= Prompt =
Only the number is needed: how many lines in the entries below contain the string "procedure"?

= Excerpts from an interface dataset =

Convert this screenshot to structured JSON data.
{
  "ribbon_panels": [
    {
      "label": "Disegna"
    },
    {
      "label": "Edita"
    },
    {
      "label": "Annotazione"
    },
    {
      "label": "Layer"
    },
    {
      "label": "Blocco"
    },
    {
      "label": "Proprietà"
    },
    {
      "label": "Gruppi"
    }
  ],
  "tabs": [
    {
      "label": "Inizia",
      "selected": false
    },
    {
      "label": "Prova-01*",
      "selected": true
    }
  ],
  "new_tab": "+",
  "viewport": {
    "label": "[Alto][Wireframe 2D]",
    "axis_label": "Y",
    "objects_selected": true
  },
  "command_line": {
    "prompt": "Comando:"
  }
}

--

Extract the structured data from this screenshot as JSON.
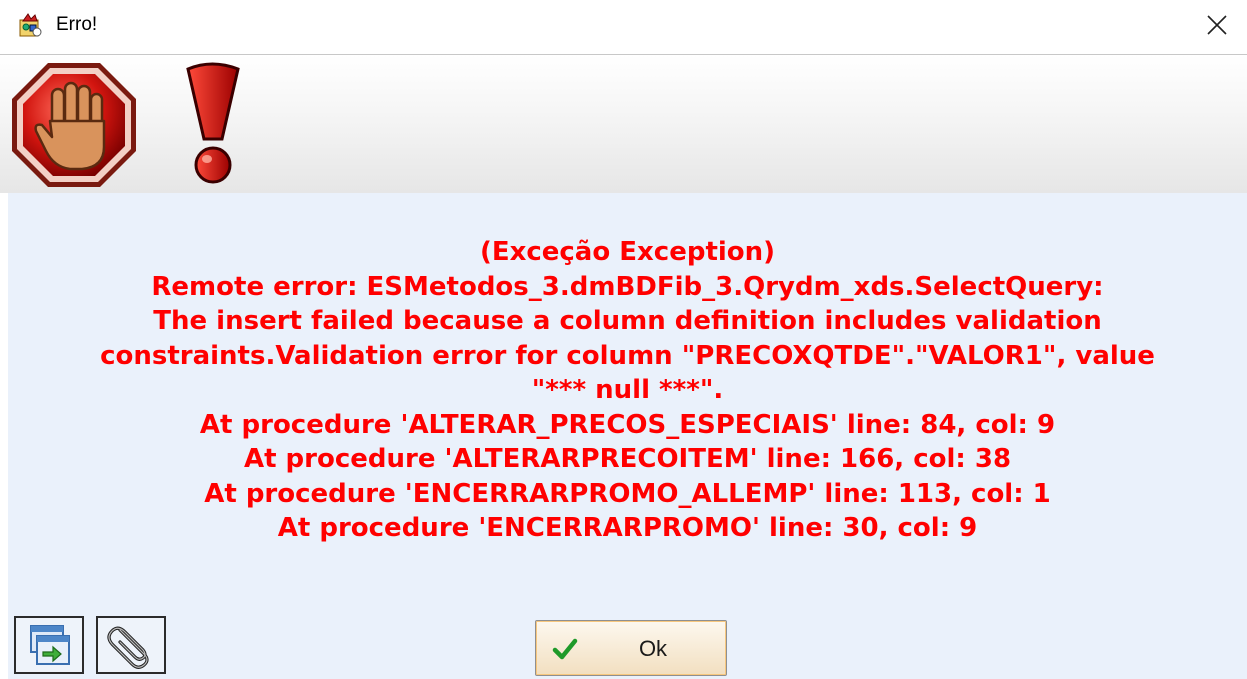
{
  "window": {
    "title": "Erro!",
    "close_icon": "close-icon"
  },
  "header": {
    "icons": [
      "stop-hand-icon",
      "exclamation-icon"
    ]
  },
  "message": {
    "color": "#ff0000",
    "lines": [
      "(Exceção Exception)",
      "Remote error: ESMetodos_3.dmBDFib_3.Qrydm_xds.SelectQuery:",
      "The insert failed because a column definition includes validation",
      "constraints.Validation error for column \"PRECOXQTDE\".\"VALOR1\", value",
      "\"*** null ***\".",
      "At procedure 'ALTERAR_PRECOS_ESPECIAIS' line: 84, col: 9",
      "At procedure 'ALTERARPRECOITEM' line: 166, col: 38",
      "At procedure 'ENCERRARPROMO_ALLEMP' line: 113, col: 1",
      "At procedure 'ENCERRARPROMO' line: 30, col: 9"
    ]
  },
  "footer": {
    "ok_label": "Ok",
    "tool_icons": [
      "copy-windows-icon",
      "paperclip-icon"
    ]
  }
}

= Response area =
4